Basic Operation of dispenser V-0.
In December Version V-1 was released! see http://wordpress.mencinger.biz/ for details!!
Solder paste is typically used in a screen-printing process, in which paste is deposited over a stainless steel or polyester mask to create the desired pattern on a printed circuit board. The paste may be dispensed pneumatically, by pin transfer (where a grid of pins is dipped in solder paste and then applied to the board), or by jet printing (where the paste is sprayed on the pads through nozzles, like an inkjet printer).
As well as forming the solder joint itself, the paste carrier/flux must have sufficient tackiness to hold the components while the assembly passes through the various manufacturing processes, perhaps moved around the factory.
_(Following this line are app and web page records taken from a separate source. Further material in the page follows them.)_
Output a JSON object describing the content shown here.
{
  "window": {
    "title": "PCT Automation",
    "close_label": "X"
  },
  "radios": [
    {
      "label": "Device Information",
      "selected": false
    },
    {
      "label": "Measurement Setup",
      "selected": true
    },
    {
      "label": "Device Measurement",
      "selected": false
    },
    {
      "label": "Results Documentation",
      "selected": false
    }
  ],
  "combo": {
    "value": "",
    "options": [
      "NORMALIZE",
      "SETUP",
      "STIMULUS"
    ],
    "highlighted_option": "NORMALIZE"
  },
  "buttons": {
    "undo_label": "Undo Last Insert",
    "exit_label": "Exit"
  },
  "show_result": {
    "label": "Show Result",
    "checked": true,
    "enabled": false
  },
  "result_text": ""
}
Printing is followed by pre-heating and reflow (melting).
The paste manufacturer will suggest a suitable reflow temperature profile to suit their individual paste; however, one can expend too much energy on this. The main requirement is a gentle rise in temperature to prevent explosive expansion (“solder balling”), yet activate the flux. Thereafter, the solder melts. The time in this area is known as Time Above Liquidus. A reasonably rapid cool-down period is required after this time.
A good tin/lead solder joint will be shiny and relatively concave. This will be less so with lead-free solders.
As with all fluxes used in electronics, residues left behind may be harmful to the circuit, and standards (e.g., J-std, JIS, IPC) exist to measure the safety of the residues left behind.
In most countries, “no-clean” solder pastes are the most common; in the United States, water-soluble pastes (which have compulsory cleaning requirements) are common.
Solder paste should be stored in an airtight container at low, but above freezing, temperatures. It should be warmed to room temperature for use. Exposure of the solder particles, in their raw powder form, to air causes them to oxidize, so exposure should be minimized.